van den Berg SA, Uniken Venema SM, Mulder MJHL, Treurniet KM, Samuels N, Lingsma HF, Goldhoorn R-JB, Jansen IGH, Coutinho JM, Roozenbeek B, et al. Admission Blood Pressure in Relation to Clinical Outcomes and Successful Reperfusion After Endovascular Stroke Treatment. Stroke. 2020;51:3205–3214.

Endovascular treatment for early recanalization of an occluded artery has broadly been recognized to be an important aspect in the management of acute ischemic stroke. Yet, despite improvements in functional outcomes offered by this strategy, a significant proportion of patients have severe disability at follow-up. Therefore, additional targets for treatment need to be identified.

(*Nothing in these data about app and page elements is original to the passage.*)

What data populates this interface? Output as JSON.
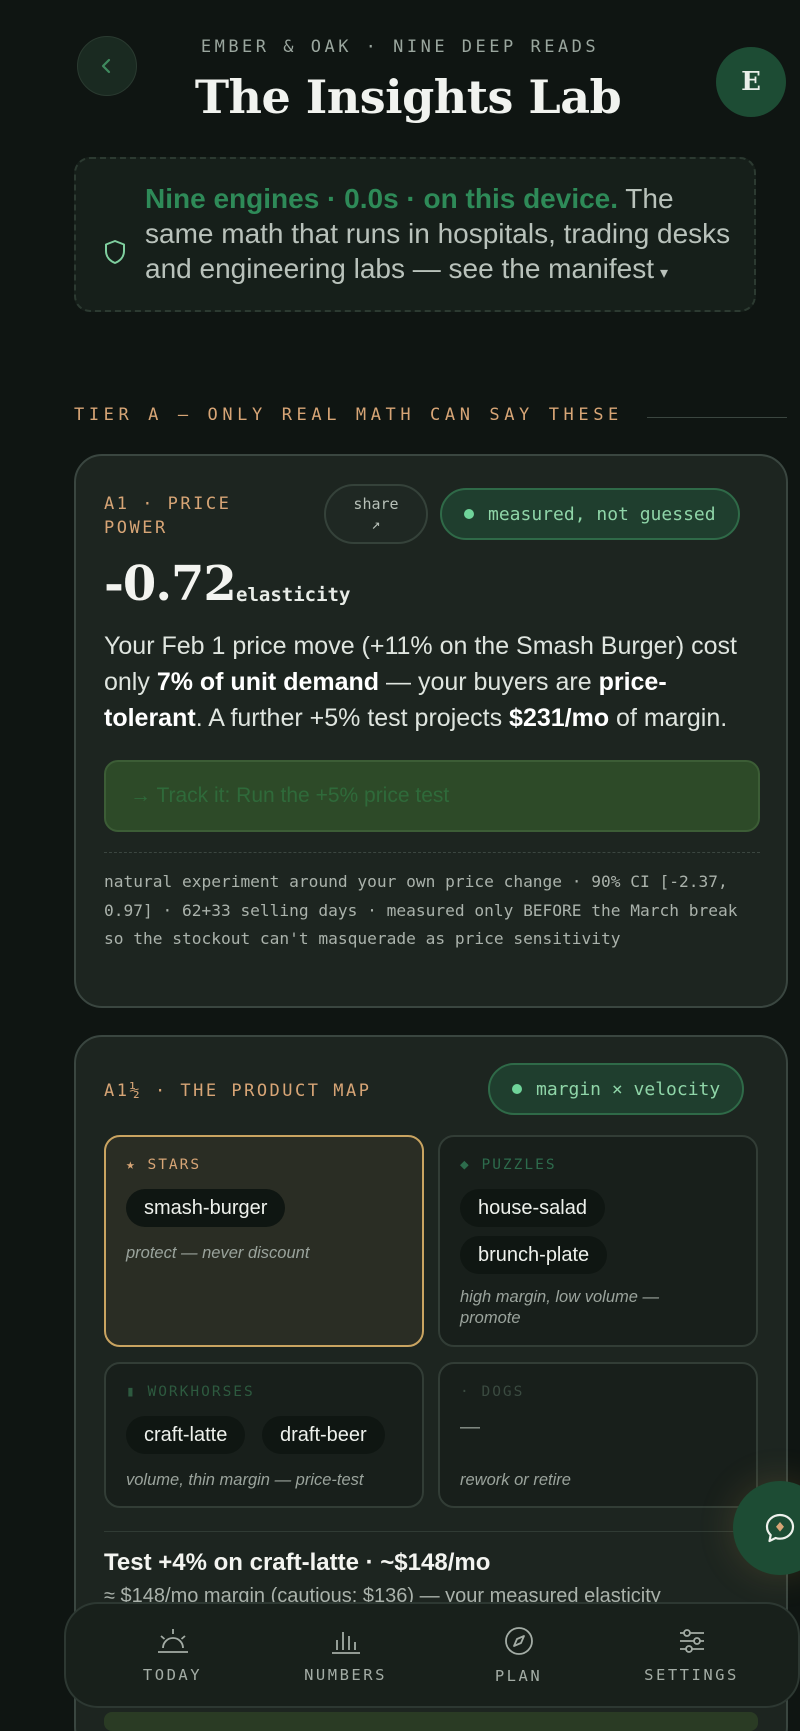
{
  "header": {
    "kicker": "EMBER & OAK · NINE DEEP READS",
    "title": "The Insights Lab",
    "avatar_initial": "E"
  },
  "manifest": {
    "highlight": "Nine engines · 0.0s · on this device.",
    "body": " The same math that runs in hospitals, trading desks and engineering labs — see the manifest",
    "caret": "▾"
  },
  "tier_a": {
    "heading": "TIER A — ONLY REAL MATH CAN SAY THESE"
  },
  "a1": {
    "label_line1": "A1 · PRICE",
    "label_line2": "POWER",
    "share_label": "share",
    "share_icon": "↗",
    "badge": "measured, not guessed",
    "value": "-0.72",
    "unit": "elasticity",
    "lead_1": "Your Feb 1 price move (+11% on the Smash Burger) cost only ",
    "lead_b1": "7% of unit demand",
    "lead_2": " — your buyers are ",
    "lead_b2": "price-tolerant",
    "lead_3": ". A further +5% test projects ",
    "lead_b3": "$231/mo",
    "lead_4": " of margin.",
    "cta": "→ Track it: Run the +5% price test",
    "footnote": "natural experiment around your own price change · 90% CI [-2.37, 0.97] · 62+33 selling days · measured only BEFORE the March break so the stockout can't masquerade as price sensitivity"
  },
  "a1b": {
    "label": "A1½ · THE PRODUCT MAP",
    "badge": "margin × velocity",
    "quadrants": {
      "stars": {
        "title": "★ STARS",
        "chips": [
          "smash-burger"
        ],
        "note": "protect — never discount"
      },
      "puzzles": {
        "title": "◆ PUZZLES",
        "chips": [
          "house-salad",
          "brunch-plate"
        ],
        "note": "high margin, low volume — promote"
      },
      "workhorses": {
        "title": "▮ WORKHORSES",
        "chips": [
          "craft-latte",
          "draft-beer"
        ],
        "note": "volume, thin margin — price-test"
      },
      "dogs": {
        "title": "· DOGS",
        "empty": "—",
        "note": "rework or retire"
      }
    },
    "headline": "Test +4% on craft-latte · ~$148/mo",
    "subline": "≈ $148/mo margin (cautious: $136) — your measured elasticity"
  },
  "nav": {
    "items": [
      "TODAY",
      "NUMBERS",
      "PLAN",
      "SETTINGS"
    ]
  },
  "colors": {
    "background": "#0f1512",
    "accent_green": "#1d4c34",
    "accent_amber": "#d7a576",
    "badge_text": "#8fd5a8"
  }
}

In a recent post-hoc analysis of the MR CLEAN Registry, Berg and colleagues assessed the relationship between admission blood pressure and short-term outcomes of ischemic stroke in patients treated with endovascular treatment. In brief, the MR CLEAN Registry was a prospective, observational cohort study of consecutive patients with ischemic stroke who were treated with endovascular treatment in the Netherlands. For the purposes of this analysis, the authors focused on adult patients who had a groin puncture within 6.5 hours after stroke onset and had intracranial proximal arterial occlusion in the anterior circulation, as demonstrated by computed tomography angiography.

At baseline, there was a total of 3,092 patients with a median age of 72 years. Patients were divided into 2 groups, depending on their admission systolic blood pressure (≥150 vs. <150 mmHg). As expected, those in the former group were older and had a higher prevalence of known hypertension and diabetes mellitus. The mean systolic blood pressure between the groups were 169 and 130 mmHg.

Among patients with a systolic blood pressure equal or above 150 mmHg at admission, higher blood pressure values were associated with increased odds of poor functional outcome and mortality at 90 days. There was also a reduced probability of successful reperfusion and a tendency towards symptomatic intracranial hemorrhage. These findings were not observed in those with an admission blood pressure below 150 mmHg.

A limitation of the study was the fact that the admission blood pressure was used instead of pre-endovascular treatment recordings. In this regard, patients with a high blood pressure at admission may have received treatment with blood pressure lowering effects. Furthermore, determining the target blood pressure that is associated with better outcomes is more important than the blood pressure at presentation, which physicians have little control over.

Overall, the findings from this study suggest that blood pressure has an important influence in the outcomes of patients with acute ischemic stroke who are treated with endovascular treatment. Further studies are needed to investigate the impact of blood pressure modification in such situations.